Proving the Value of School Public Relations - NSPRA's Communication Accountability Project began in 2004 as a quest to answer critics of the school PR function if it is a legitimate and valuable expenditure of taxpayer dollars. It is concluding now with a new benchmarking study that explores best practices in such areas as school-parent communication and internal communications. Information about the complete Communication Accountability Program (CAP) is available on the NSPRA website at www.nspra.org/cap
. To purchase a copy of the benchmarking project/rubric for comprehensive communication planning, internal communications and parent/family communications, go to the NSPRA store at http://www.nspra.org/store/school-communication-benchmarking
Starting a School Public Relations Program - For those school districts who do not yet have a school public relations program or professional on staff, NSPRA offers some guidelines to consider at www.nspra.org/getting_started
Public Relations Planning Process - To be effective, a school or district communication program should be based upon a strategic communication plan. NSPRA suggests the use of the RACE model (Research/Analyze or Plan/Communicate or Implement/Evaluate). The research phase should include a SWOT analysis (Strengths/Weaknesses/Opportunities/Threats). More information on developing a strategic plan is available at www.nspra.org/node/49
Resources for Inexpensive Research - Additional information about research and planning is available on the NSPRA website at www.nspra.org/research_in_progress

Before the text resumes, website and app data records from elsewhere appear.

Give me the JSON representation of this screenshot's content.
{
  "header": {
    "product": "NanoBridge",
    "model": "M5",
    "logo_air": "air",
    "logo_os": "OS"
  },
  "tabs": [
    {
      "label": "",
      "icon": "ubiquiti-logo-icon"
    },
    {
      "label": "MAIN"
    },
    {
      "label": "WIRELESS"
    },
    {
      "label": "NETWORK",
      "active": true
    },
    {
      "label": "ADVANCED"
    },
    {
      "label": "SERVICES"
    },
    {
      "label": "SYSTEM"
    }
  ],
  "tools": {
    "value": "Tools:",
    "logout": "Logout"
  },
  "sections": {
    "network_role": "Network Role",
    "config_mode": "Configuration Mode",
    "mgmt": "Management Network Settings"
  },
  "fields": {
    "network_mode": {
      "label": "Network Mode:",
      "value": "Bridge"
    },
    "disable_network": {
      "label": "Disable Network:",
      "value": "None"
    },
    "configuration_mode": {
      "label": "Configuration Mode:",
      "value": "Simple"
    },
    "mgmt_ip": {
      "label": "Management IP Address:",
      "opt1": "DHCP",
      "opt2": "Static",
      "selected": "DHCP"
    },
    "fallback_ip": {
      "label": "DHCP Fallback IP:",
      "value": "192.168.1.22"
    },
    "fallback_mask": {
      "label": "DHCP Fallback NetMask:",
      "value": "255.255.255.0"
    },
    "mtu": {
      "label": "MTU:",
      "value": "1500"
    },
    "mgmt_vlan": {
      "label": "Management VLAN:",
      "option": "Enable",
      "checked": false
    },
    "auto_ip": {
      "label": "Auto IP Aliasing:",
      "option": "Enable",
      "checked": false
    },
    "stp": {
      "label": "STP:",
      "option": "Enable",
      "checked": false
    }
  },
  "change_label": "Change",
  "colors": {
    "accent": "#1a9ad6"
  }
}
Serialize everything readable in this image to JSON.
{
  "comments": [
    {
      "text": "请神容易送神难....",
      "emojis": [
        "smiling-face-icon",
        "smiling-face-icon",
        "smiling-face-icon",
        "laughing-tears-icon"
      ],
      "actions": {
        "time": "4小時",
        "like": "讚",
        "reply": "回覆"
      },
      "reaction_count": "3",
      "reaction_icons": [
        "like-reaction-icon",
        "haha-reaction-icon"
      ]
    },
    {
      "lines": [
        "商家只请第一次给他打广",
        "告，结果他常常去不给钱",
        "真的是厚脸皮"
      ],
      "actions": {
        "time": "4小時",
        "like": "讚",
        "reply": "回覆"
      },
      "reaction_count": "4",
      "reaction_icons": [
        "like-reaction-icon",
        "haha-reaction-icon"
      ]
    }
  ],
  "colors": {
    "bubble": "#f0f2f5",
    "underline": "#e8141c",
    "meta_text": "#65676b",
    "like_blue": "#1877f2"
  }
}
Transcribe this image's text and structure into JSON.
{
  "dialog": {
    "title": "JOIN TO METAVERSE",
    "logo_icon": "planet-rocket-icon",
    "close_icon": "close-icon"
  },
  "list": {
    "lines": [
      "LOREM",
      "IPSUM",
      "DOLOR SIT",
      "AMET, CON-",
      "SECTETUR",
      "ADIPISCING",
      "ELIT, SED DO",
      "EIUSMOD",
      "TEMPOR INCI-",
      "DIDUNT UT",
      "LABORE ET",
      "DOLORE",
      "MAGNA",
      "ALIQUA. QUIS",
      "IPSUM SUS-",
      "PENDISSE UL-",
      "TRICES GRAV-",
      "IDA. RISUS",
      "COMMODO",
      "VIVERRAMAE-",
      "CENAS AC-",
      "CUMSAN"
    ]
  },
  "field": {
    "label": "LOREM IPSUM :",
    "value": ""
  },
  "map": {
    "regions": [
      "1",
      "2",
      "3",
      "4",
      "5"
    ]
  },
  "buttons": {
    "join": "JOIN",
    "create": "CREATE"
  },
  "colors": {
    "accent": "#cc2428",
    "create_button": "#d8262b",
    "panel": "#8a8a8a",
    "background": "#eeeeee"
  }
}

What is a Communication Plan? The communication plan should be a detailed account of messages, audiences, media channels, timelines and staff communication responsibilities tied in to a district's goals, vision and mission. It should include the communication strategies that will be used to impart information on the district's goals and actions as it relates to improving student performance in the classroom.